This was the testimony of John, when the Jews sent priests and Levites to ask him, “Who are you?” John recognised the truth, and did not deny it. He said, “I am not the Messiah.”

And they asked him, “Then who are you? Elijah?” And he answered, “No.” Then they said to him, “Tell us who you are, so that we can give some answer to those who sent us. How do you see yourself?” And John said, quoting the prophet Isaiah, “I am the voice of one crying out in the wilderness: Make straight the way of the Lord!”

Those who had been sent were Pharisees; and they put a further question to John, “Then why are you baptizing, if you are not the Messiah, or Elijah, or the Prophet?” John answered, “I baptize you with water, but among you stands one whom you do not know; although he comes after me, I am not worthy to untie the strap of his sandal.”

This happened in Bethabara beyond the Jordan, where John was baptizing.

The next day John saw Jesus coming towards him, and said, “There is the Lamb of God, who takes away the sin of the world!
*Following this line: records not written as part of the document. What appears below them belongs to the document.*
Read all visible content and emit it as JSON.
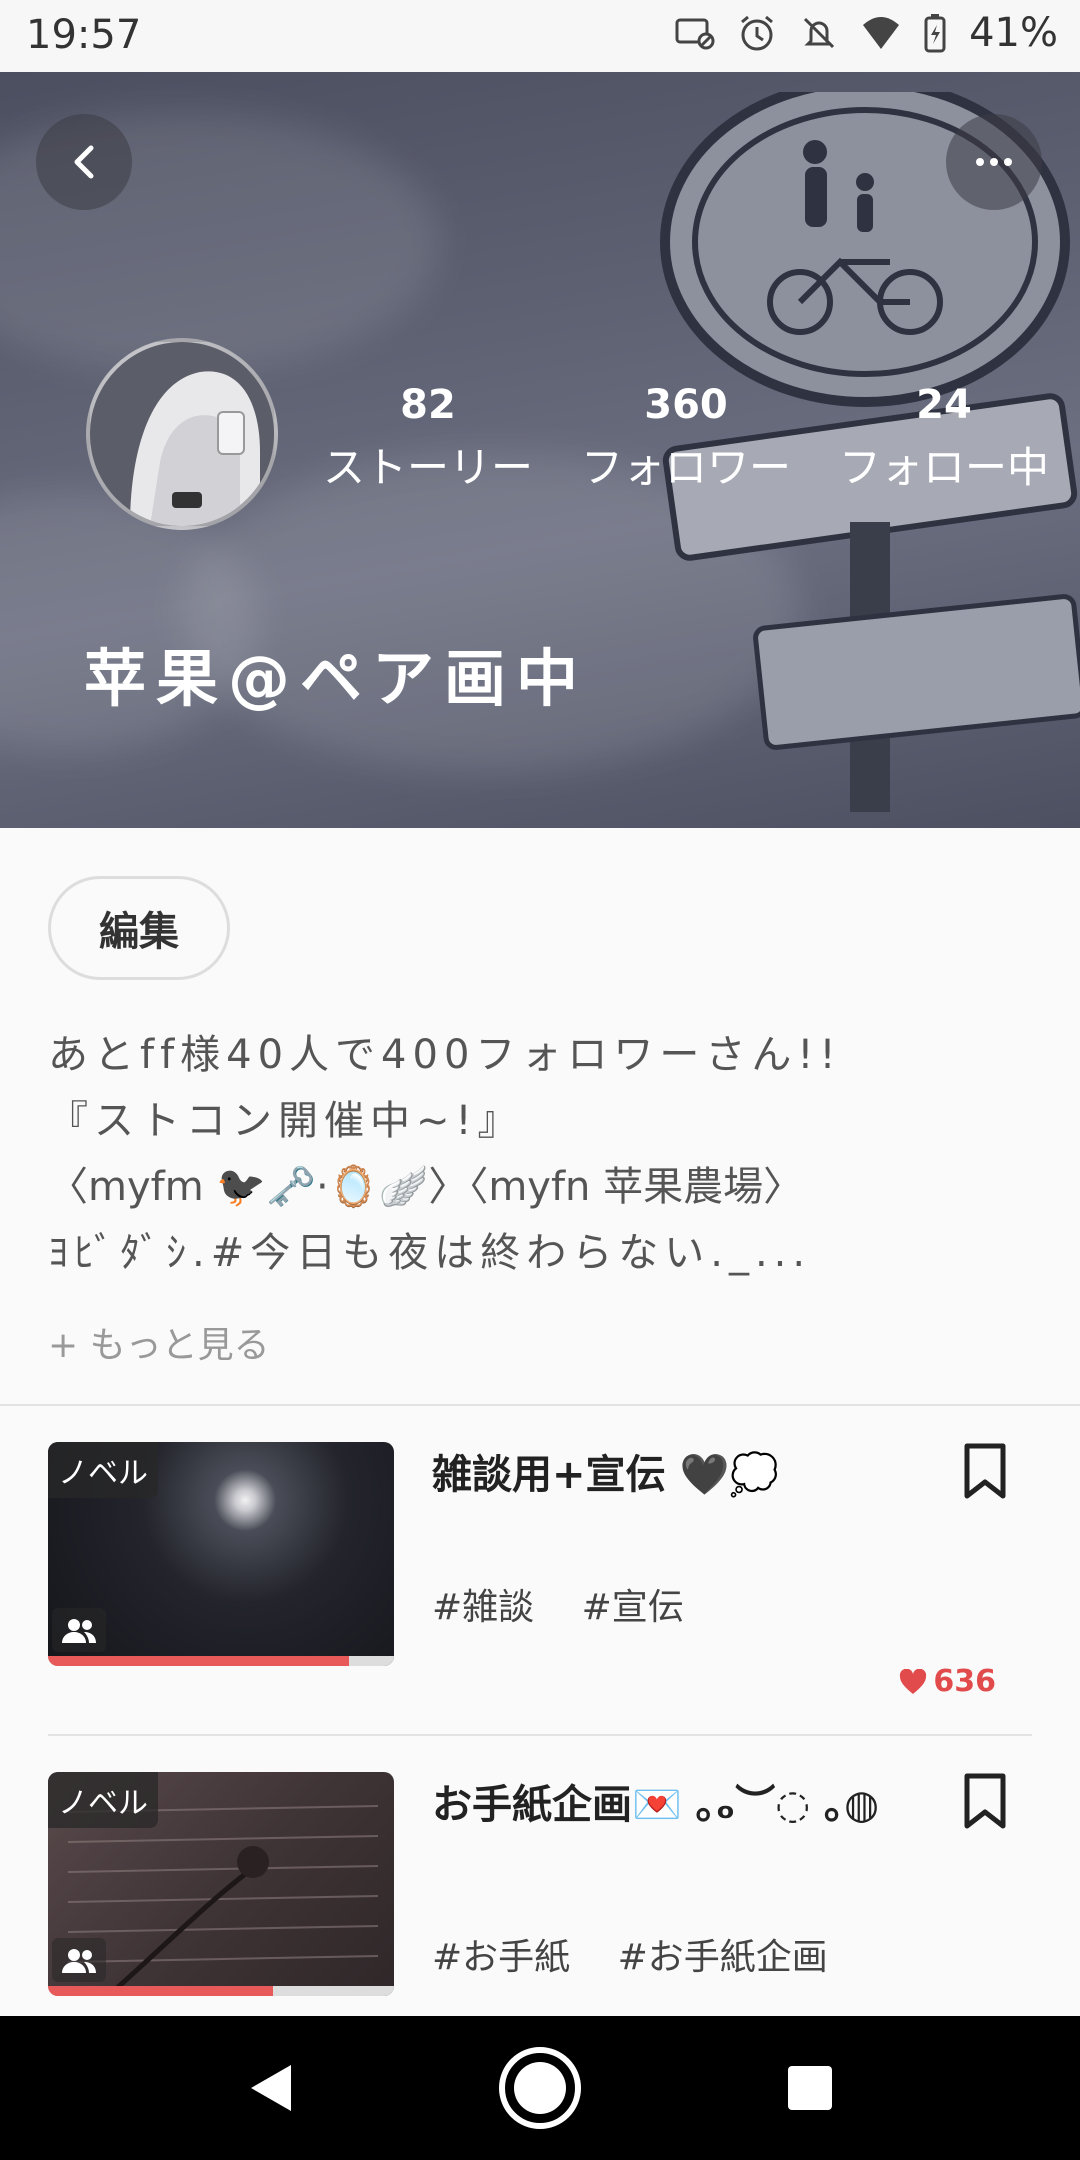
{
  "status_bar": {
    "time": "19:57",
    "battery": "41%",
    "icons": [
      "cast-icon",
      "alarm-icon",
      "notifications-off-icon",
      "wifi-icon",
      "battery-icon"
    ]
  },
  "profile": {
    "username": "苹果@ペア画中",
    "stats": [
      {
        "value": "82",
        "label": "ストーリー"
      },
      {
        "value": "360",
        "label": "フォロワー"
      },
      {
        "value": "24",
        "label": "フォロー中"
      }
    ],
    "edit_label": "編集",
    "bio_lines": [
      "あとff様40人で400フォロワーさん!!",
      "『ストコン開催中~!』",
      "〈myfm 🐦‍⬛🗝️·🪞🪽〉〈myfn 苹果農場〉",
      "ﾖﾋﾞﾀﾞｼ.#今日も夜は終わらない._..."
    ],
    "more_label": "+ もっと見る"
  },
  "stories": [
    {
      "type_tag": "ノベル",
      "title": "雑談用+宣伝 🖤💭",
      "tags": [
        "#雑談",
        "#宣伝"
      ],
      "likes": "636",
      "progress": 0.87
    },
    {
      "type_tag": "ノベル",
      "title": "お手紙企画💌 ｡ₒ︶◌ ｡◍",
      "tags": [
        "#お手紙",
        "#お手紙企画"
      ],
      "likes": "",
      "progress": 0.65
    }
  ],
  "colors": {
    "accent": "#e85a5a",
    "like": "#e24b4b"
  }
}
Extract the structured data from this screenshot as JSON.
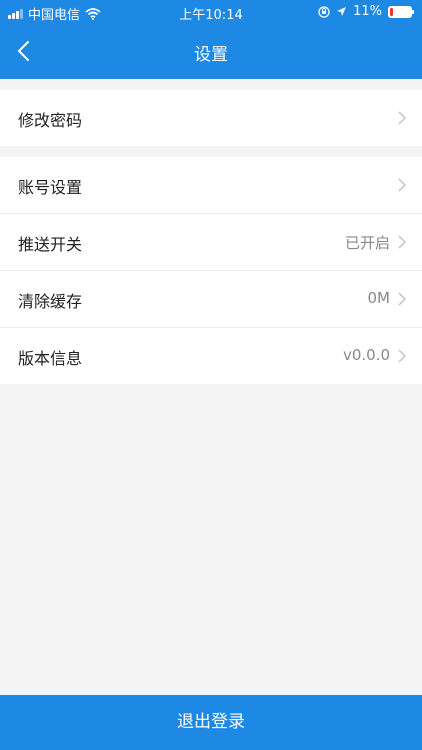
{
  "status_bar": {
    "carrier": "中国电信",
    "time": "上午10:14",
    "battery": "11%"
  },
  "header": {
    "title": "设置"
  },
  "sections": [
    {
      "items": [
        {
          "label": "修改密码",
          "value": ""
        }
      ]
    },
    {
      "items": [
        {
          "label": "账号设置",
          "value": ""
        },
        {
          "label": "推送开关",
          "value": "已开启"
        },
        {
          "label": "清除缓存",
          "value": "0M"
        },
        {
          "label": "版本信息",
          "value": "v0.0.0"
        }
      ]
    }
  ],
  "footer": {
    "logout_label": "退出登录"
  },
  "colors": {
    "primary": "#1e88e5",
    "background": "#f4f4f4",
    "battery_low": "#e53935"
  }
}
It is he of whom I said: a man comes after me, who is already ahead of me, for he was before me. I myself did not know him, but I came baptizing to prepare for him, so that he might be revealed in Israel.”

And John also gave his testimony, “I saw the Spirit coming down on him like a dove from heaven, and resting on him. I myself did not know him, but God, who sent me to baptize, told me, ‘You will see the Spirit coming down, and resting, on the one who baptizes with the Holy Spirit.’ Yes, I have seen! And I declare that this is the Chosen One of God!”


On the following day John was standing there again with two of his disciples. As Jesus walked by, John looked at him and said, “There is the Lamb of God.” On hearing this, the two disciples followed Jesus. He turned and saw them following, and he said to them, “What are you looking for?” They answered, “Rabbi (which means ‘Master’), where are you staying?” Jesus said, “Come and see.” So they went and saw where he stayed, and spent the rest of that day with him. It was about four o’clock in the afternoon.

Andrew, the brother of Simon Peter, was one of the two who heard what John had said, and followed Jesus. Early the next morning he found his brother Simon and said to him, “We have found the Messiah” (which means ‘the Christ’), and he brought Simon to Jesus. Jesus looked at him and said, “You are Simon, son of John, but you shall be called Cephas” (which means ‘Rock’).

The next day, Jesus decided to set off for Galilee. He found Philip and said to him, “Follow me.” Philip was from Bethsaida, the town of Andrew and Peter. Philip found Nathanael and said to him, “We have found the one that Moses wrote about in the Law, and the prophets as well: he is Jesus, son of Joseph, from Nazareth.”

Nathanael replied, “Can anything good come from Nazareth?” Philip said to him, “Come and see.” When Jesus saw Nathanael coming, he said of him, “Here comes an Israelite, a true one; there is nothing false in him.” Nathanael asked him, “How do you know me?” And Jesus said to him, “Before Philip called you, you were under the fig tree, and I saw you.”

Nathanael answered, “Master, you are the Son of God! You are the King of Israel!” But Jesus replied, “You believe because I said, ‘I saw you under the fig tree’. But you will see greater things than that.

Truly, I say to you, you will see the heavens opened, and the angels of God ascending and descending upon the Son of Man.”